**** The input ****
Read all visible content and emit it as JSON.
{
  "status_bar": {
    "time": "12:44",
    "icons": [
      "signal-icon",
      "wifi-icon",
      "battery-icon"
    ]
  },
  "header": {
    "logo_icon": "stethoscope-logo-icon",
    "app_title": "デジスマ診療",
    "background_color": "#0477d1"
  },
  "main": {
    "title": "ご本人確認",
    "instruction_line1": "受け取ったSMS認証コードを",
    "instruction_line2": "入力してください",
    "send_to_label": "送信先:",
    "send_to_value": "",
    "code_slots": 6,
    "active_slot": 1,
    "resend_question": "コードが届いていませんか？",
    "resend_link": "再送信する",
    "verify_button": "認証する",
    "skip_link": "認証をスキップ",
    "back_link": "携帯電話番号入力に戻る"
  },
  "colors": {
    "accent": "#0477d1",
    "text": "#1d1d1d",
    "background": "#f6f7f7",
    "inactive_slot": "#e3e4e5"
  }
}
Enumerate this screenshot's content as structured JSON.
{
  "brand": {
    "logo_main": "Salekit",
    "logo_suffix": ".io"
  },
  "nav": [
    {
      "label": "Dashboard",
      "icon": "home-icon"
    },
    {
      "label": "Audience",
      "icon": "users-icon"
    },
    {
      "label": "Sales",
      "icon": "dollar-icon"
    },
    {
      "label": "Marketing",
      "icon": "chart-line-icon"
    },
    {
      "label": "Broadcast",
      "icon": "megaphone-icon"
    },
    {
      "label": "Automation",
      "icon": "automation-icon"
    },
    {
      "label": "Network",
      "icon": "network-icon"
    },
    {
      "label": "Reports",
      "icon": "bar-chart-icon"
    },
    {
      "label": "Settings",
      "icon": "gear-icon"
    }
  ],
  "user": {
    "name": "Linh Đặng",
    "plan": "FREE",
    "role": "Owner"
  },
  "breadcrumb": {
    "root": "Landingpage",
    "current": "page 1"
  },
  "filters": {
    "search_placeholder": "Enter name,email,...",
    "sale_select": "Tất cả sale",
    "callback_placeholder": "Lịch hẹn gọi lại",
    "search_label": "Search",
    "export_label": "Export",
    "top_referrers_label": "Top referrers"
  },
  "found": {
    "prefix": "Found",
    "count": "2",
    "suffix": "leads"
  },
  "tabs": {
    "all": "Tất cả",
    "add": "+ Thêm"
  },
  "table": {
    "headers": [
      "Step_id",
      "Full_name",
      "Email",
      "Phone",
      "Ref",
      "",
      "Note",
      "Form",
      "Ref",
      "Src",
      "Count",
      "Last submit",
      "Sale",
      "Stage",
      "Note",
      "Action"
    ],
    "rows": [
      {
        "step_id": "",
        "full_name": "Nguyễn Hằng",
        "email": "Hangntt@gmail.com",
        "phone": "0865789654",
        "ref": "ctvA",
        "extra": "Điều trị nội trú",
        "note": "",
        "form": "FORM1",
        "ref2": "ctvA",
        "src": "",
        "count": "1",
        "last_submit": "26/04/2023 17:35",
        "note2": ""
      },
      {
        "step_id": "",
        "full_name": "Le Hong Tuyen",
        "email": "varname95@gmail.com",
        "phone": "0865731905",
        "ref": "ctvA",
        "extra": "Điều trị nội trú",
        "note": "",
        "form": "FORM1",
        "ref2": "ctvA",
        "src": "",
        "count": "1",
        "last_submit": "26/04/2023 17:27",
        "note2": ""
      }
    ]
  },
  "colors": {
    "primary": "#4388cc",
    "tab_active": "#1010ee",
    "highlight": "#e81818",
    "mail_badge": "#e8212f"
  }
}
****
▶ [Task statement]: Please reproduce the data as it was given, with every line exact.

▶ [Expected output]:
Read all visible content and emit it as JSON.
{
  "status_bar": {
    "time": "12:44",
    "icons": [
      "signal-icon",
      "wifi-icon",
      "battery-icon"
    ]
  },
  "header": {
    "logo_icon": "stethoscope-logo-icon",
    "app_title": "デジスマ診療",
    "background_color": "#0477d1"
  },
  "main": {
    "title": "ご本人確認",
    "instruction_line1": "受け取ったSMS認証コードを",
    "instruction_line2": "入力してください",
    "send_to_label": "送信先:",
    "send_to_value": "",
    "code_slots": 6,
    "active_slot": 1,
    "resend_question": "コードが届いていませんか？",
    "resend_link": "再送信する",
    "verify_button": "認証する",
    "skip_link": "認証をスキップ",
    "back_link": "携帯電話番号入力に戻る"
  },
  "colors": {
    "accent": "#0477d1",
    "text": "#1d1d1d",
    "background": "#f6f7f7",
    "inactive_slot": "#e3e4e5"
  }
}
Enumerate this screenshot's content as structured JSON.
{
  "brand": {
    "logo_main": "Salekit",
    "logo_suffix": ".io"
  },
  "nav": [
    {
      "label": "Dashboard",
      "icon": "home-icon"
    },
    {
      "label": "Audience",
      "icon": "users-icon"
    },
    {
      "label": "Sales",
      "icon": "dollar-icon"
    },
    {
      "label": "Marketing",
      "icon": "chart-line-icon"
    },
    {
      "label": "Broadcast",
      "icon": "megaphone-icon"
    },
    {
      "label": "Automation",
      "icon": "automation-icon"
    },
    {
      "label": "Network",
      "icon": "network-icon"
    },
    {
      "label": "Reports",
      "icon": "bar-chart-icon"
    },
    {
      "label": "Settings",
      "icon": "gear-icon"
    }
  ],
  "user": {
    "name": "Linh Đặng",
    "plan": "FREE",
    "role": "Owner"
  },
  "breadcrumb": {
    "root": "Landingpage",
    "current": "page 1"
  },
  "filters": {
    "search_placeholder": "Enter name,email,...",
    "sale_select": "Tất cả sale",
    "callback_placeholder": "Lịch hẹn gọi lại",
    "search_label": "Search",
    "export_label": "Export",
    "top_referrers_label": "Top referrers"
  },
  "found": {
    "prefix": "Found",
    "count": "2",
    "suffix": "leads"
  },
  "tabs": {
    "all": "Tất cả",
    "add": "+ Thêm"
  },
  "table": {
    "headers": [
      "Step_id",
      "Full_name",
      "Email",
      "Phone",
      "Ref",
      "",
      "Note",
      "Form",
      "Ref",
      "Src",
      "Count",
      "Last submit",
      "Sale",
      "Stage",
      "Note",
      "Action"
    ],
    "rows": [
      {
        "step_id": "",
        "full_name": "Nguyễn Hằng",
        "email": "Hangntt@gmail.com",
        "phone": "0865789654",
        "ref": "ctvA",
        "extra": "Điều trị nội trú",
        "note": "",
        "form": "FORM1",
        "ref2": "ctvA",
        "src": "",
        "count": "1",
        "last_submit": "26/04/2023 17:35",
        "note2": ""
      },
      {
        "step_id": "",
        "full_name": "Le Hong Tuyen",
        "email": "varname95@gmail.com",
        "phone": "0865731905",
        "ref": "ctvA",
        "extra": "Điều trị nội trú",
        "note": "",
        "form": "FORM1",
        "ref2": "ctvA",
        "src": "",
        "count": "1",
        "last_submit": "26/04/2023 17:27",
        "note2": ""
      }
    ]
  },
  "colors": {
    "primary": "#4388cc",
    "tab_active": "#1010ee",
    "highlight": "#e81818",
    "mail_badge": "#e8212f"
  }
}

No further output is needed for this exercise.